Ray Rice's journey back to the NFL has been a long, arduous, and a lonely one, with sparse supporters. Yet the unemployed Rice has found allies in the most unlikely of places.
"We have been around a lot of abusive men, but our experience with Ray has been tremendously positive. We feel strongly about him having the opportunity of having a second chance. He's deserving of it."
These were the words of Tony Porter, who along with Ted Bunch founded A Call To Men, a national domestic violence prevention group whose aim is to "shift social norms that negatively impact our culture and promote a more healthy and respectful definition of manhood." The two have been working with Rice since last November, and are very impressed with him. They believe what many don't, that Rice deserves a second chance.
The duo have followed Rice for the past nine months, working extensively alongside him. They've seen Rice speak at both his alma mater, Rutgers, and his other alma mater, Rochelle High School. In both speeches, Rice delivered "a message about learning from your mistakes and changing the narrative of your life."
The latter sentiment is something both Porter & Bunch think Rice has done.

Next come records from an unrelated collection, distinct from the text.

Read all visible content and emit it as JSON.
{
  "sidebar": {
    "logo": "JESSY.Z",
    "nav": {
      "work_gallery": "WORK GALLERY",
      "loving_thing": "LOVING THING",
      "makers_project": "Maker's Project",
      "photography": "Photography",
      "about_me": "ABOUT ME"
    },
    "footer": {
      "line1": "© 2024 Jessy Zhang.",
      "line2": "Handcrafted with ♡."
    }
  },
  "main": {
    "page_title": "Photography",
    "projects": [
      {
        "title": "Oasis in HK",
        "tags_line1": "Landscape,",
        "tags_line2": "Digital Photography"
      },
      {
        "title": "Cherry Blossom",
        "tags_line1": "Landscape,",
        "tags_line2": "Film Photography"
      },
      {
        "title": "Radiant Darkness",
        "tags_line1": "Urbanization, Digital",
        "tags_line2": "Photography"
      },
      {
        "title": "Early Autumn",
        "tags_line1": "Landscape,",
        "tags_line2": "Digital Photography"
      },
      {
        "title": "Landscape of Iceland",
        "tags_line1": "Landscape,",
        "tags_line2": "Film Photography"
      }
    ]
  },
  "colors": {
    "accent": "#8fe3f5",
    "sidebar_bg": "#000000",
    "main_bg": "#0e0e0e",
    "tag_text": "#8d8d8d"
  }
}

"He has a desire to compete again, but also to make a difference in the world. This is what mistakes should be about: learning from them and teaching others. We've been in front of a lot of batterers. He is as transparent as I've seen, and as sincere as I've seen."
Not only is he doing this for himself, but he's also trying to prove himself to his daughter, Rayven. When Rayven looks at her dad's Wikipedia entry, he wants her to see the good he did, not the bad that happened that fateful night in Atlantic City.
While Rice is attempting to restore his off-field image, teams still aren't impressed enough by his play on the field to risk the bad press signing him could bring.
The last time Rice played in 2013, he posted a dismal 3.1 YPC. Yet many forget that he was fighting a hip injury, which required offseason surgery, and had an awful O-Line to run behind. The whole 2013 Ravens offense was a dumpster fire, and Rice wasn't immune to that. A return to the Ray Rice of old, when he was a top-tier back, wouldn't be improbable, as "one Ravens executive even remarked that last summer Rice looked like the Pro Bowl running back he once was before the national controversy erupted."
Despite the growing support from these two, and his former coach Greg Schiano, Rice still has a long road ahead of him. No matter how hard he works to improve his off-field image, or his on the field skills, Rice still has to overcome the huge stigma associated with him. For that to happen, a team has to throw Rice a lifeline. So far, one team "seriously considered" bringing Rice aboard, but opted out over fear of bad PR. It's also reasonable to concur that teams may be skeptical of signing Rice due to the texts he leaked to ESPN, thus burning bridges with the Ravens. It's totally reasonable to think that owners may find Rice untrustworthy after this incident. After all, Coach Eric Mangini, who leaked 'Spygate' to the world said he had a hard time finding a job afterwords because no one trusted him.
Unfortunately for Rice, he truly seemed to be the scapegoat for domestic violence in the NFL. Yet teams have given guys like Michael Vick a second chance before, and it seems that Rice, who was seemingly an 'A+ role model' for players before the incident is deserving of one too.
All it takes is one team.